NDP MPP Jonah Schein tabled a private members bill Tuesday that would amend labour laws to better protect unpaid workers.
New Democrat MPP Jonah Schein thinks unpaid interns should be an election issue if one is called this spring.
He’ll introduce a private members bill Tuesday at Queen’s Park that would, if passed, amend the Employment Standards Act to include unpaid interns and require the Ministry of Labour to keep track of who is working unpaid.
“All parties should take a close look at this,” he said. “This should be a top of mind issue for everybody who represents a riding in Ontario — they should have a position on protecting people in their workplace.”
Right now, a six-part test sets out the conditions under which a worker is exempt from the Employment Standards Act — the law that mandates the minimum wage — but students who are receiving a school credit rather than payment are exempt automatically.
Schein’s bill would change that, bringing co-op students, trainees and interns under the act so they would also be entitled to breaks and other protections if not a paycheque.
He is also proposing a written notice of employment status similar to a contract to be filed with the Ministry of Labour and spell out expectations like the job description and hours of work.
“It allows us to start collecting data about what’s happening.
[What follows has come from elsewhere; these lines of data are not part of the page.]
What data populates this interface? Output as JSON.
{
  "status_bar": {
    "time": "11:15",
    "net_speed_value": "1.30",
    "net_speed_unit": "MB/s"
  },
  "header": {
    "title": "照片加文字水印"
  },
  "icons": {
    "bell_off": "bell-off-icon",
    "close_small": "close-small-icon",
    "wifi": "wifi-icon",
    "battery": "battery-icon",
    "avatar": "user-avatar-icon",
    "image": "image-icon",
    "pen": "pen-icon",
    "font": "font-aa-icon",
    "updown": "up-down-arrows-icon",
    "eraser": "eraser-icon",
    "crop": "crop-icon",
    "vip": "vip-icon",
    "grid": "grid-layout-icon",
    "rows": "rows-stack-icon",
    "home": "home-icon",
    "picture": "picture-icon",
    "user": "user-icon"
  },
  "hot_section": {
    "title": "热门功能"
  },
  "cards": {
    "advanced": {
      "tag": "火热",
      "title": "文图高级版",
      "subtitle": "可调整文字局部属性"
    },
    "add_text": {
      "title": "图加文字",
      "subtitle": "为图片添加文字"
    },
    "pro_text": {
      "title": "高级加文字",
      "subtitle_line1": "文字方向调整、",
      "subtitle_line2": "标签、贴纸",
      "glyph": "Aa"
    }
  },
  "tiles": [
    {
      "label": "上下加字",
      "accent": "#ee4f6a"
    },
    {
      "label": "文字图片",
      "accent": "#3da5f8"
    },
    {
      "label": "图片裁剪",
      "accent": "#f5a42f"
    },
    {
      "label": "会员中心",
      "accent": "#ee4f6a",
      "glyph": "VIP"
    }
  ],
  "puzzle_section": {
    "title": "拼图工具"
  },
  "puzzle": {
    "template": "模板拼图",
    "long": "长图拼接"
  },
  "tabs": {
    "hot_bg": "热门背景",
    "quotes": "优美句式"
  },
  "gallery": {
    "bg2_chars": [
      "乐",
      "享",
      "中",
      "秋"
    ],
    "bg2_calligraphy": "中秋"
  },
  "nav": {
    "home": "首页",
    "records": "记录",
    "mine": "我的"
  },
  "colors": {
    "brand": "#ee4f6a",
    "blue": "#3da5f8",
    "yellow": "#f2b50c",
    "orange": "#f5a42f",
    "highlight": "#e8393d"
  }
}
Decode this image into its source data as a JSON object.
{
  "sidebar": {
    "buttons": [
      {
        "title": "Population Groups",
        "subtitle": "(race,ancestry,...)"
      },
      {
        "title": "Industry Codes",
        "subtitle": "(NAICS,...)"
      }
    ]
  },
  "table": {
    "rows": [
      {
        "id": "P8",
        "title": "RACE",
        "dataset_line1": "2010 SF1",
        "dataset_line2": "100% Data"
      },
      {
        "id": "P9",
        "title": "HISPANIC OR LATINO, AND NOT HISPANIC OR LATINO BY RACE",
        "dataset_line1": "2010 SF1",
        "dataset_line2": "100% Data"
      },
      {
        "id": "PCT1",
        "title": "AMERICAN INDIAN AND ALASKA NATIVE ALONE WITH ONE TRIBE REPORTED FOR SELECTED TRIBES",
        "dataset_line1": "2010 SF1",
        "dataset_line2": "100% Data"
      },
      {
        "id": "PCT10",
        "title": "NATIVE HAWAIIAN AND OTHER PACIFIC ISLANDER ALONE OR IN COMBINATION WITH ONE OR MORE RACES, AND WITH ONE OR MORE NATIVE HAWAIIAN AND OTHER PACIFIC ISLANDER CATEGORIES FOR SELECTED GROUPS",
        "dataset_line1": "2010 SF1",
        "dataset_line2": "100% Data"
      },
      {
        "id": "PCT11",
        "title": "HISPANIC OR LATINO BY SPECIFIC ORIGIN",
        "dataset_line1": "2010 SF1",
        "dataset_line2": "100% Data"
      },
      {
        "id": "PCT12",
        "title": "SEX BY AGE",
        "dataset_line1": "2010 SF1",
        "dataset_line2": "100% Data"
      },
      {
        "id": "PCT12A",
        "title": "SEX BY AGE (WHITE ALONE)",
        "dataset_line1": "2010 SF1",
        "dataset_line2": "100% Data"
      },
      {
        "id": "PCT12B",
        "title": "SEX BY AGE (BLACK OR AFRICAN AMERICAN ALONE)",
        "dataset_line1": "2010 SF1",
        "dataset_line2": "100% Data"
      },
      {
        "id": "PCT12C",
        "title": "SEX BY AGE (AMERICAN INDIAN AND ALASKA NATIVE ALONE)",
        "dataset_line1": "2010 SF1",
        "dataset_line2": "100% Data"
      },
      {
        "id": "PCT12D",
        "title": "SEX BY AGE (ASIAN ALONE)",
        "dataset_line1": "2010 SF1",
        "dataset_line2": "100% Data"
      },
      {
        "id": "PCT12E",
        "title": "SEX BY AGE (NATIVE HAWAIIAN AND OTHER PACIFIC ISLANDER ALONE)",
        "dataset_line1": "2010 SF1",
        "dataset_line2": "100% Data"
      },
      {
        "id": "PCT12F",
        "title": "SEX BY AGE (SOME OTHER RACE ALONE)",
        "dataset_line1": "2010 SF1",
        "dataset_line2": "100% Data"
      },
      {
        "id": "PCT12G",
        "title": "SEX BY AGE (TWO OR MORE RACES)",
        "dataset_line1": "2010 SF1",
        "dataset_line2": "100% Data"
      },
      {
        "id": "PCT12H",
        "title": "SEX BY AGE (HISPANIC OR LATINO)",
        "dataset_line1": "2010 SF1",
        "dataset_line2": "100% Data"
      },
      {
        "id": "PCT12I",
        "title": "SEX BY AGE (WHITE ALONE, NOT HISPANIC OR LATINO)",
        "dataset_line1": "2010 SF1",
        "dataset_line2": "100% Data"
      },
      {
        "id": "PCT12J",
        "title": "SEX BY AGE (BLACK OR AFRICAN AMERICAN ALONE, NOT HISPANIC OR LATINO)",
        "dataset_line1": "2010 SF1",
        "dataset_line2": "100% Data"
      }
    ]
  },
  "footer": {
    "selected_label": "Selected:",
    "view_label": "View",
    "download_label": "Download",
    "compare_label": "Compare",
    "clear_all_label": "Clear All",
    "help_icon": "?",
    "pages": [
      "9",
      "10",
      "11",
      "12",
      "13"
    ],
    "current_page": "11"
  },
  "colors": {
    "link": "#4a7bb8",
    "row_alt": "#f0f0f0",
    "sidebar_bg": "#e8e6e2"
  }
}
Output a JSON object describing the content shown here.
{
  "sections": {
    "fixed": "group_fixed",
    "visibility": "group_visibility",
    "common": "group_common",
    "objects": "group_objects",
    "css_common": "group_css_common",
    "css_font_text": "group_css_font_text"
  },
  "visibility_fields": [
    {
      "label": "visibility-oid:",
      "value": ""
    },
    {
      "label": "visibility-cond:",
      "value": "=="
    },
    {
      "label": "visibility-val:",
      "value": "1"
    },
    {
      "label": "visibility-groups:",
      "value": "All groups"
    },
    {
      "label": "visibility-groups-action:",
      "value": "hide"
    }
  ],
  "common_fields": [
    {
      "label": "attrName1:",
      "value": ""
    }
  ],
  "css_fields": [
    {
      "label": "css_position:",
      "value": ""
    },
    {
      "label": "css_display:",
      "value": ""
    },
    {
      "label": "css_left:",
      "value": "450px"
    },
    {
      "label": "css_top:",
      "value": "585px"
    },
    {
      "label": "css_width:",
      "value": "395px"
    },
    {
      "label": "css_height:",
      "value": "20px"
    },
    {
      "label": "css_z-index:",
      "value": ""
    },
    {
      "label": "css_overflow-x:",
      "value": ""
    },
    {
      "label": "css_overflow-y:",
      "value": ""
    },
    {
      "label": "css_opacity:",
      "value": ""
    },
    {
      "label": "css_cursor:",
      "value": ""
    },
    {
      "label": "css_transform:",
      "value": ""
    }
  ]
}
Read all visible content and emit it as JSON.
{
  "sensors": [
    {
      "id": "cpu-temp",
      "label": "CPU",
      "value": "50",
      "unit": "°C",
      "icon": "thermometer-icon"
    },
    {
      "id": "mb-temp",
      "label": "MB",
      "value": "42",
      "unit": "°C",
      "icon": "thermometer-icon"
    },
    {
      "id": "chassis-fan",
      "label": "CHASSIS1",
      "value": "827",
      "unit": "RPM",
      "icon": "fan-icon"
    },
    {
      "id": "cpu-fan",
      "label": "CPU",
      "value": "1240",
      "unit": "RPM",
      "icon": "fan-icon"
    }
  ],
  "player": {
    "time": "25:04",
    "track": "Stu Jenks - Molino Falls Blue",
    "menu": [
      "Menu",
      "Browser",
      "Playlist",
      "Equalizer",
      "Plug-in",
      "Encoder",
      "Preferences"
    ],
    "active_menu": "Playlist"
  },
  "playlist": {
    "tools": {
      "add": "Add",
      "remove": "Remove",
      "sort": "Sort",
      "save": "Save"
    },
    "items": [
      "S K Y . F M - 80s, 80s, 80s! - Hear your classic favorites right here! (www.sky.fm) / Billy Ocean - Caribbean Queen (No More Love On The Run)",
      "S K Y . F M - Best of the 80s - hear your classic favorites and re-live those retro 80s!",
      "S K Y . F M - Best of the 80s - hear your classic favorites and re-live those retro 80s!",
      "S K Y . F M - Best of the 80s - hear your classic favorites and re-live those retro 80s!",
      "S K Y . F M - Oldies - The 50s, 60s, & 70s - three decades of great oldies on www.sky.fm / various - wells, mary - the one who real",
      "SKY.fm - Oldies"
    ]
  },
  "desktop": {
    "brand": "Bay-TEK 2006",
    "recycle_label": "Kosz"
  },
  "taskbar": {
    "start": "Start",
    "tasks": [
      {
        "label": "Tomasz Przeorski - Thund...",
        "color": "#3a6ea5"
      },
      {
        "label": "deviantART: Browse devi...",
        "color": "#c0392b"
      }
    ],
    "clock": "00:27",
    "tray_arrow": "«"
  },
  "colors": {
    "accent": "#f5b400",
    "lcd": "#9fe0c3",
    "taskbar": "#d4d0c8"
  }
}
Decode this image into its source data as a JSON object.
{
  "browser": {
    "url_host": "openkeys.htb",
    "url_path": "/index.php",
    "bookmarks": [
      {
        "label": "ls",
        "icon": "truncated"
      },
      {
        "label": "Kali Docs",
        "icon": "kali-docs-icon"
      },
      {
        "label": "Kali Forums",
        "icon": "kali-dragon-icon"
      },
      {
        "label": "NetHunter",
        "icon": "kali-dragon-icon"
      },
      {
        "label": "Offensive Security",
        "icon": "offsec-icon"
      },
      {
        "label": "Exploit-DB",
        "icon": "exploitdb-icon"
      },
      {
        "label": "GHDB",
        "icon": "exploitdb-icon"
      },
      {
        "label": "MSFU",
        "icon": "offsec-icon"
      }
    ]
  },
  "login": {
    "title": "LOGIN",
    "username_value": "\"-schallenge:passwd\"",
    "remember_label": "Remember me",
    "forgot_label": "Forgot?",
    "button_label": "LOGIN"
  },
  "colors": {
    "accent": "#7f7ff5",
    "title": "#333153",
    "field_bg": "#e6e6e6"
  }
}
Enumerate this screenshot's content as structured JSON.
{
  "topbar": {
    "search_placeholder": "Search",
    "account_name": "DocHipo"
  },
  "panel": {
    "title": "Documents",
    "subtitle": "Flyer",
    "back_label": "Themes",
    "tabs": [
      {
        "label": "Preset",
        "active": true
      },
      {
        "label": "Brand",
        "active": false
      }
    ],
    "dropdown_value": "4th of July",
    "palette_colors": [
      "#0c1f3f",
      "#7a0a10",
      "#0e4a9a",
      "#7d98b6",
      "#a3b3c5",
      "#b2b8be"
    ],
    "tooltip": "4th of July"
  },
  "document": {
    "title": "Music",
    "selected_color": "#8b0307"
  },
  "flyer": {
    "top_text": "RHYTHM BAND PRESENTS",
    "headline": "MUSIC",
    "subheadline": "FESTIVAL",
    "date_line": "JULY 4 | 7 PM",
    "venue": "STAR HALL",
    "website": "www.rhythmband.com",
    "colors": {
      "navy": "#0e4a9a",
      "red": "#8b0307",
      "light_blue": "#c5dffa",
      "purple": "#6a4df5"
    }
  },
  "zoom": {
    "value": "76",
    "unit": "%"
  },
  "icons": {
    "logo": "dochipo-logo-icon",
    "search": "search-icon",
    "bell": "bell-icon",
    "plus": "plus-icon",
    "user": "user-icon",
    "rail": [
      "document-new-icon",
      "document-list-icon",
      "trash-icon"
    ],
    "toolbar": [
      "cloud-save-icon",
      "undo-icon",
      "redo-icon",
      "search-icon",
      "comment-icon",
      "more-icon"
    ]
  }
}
We don’t actually know what’s happening,” he said. No government agency, federal or provincial, is tracking unpaid workers although its estimated 300,000 young people are working free across the country. About 100,000 of those are not working through a school program and are not accounted for anywhere.
Another component is an anonymous complaint system, like a hotline or email address.
If passed, the Employment Standards Amendment Act would require an intern bill of rights in every workplace that outlines health and safety laws, employment standards and the six-part test.
The vast majority of internships, unless required by an educational institution, does not meet the test and are therefore illegal. Under current law, the employer cannot derive more benefit than the student.
In December, labour minister Yasir Naqvi announced changes to labour legislation that would bring unpaid workers under the Occupational Health and Safety Act and boost workplace inspections this spring.
The Star revealed last fall unpaid workers were not covered by the province’s cornerstone workplace safety laws.
An anonymous complaint system would particularly benefit interns, said Canadian Intern Association president Claire Seaborn, who has submitted complaints on behalf of interns. There’s a disincentive for them to complain themselves since most are working for an employer’s reference, she said.
A similar private members bill was tabled federally by NDP MP Andrew Cash, who represents the same Davenport riding as Schein.
Several intern advocacy groups made submissions to the public consultation process ahead of the spring budget, said Toronto labour lawyer Andrew Langille.
The bill would “put the issue on the legislative agenda,” he said.
“It’s something important to both young workers and also a lot of parents in the middle class because they see their sons and daughters working away for no wages.”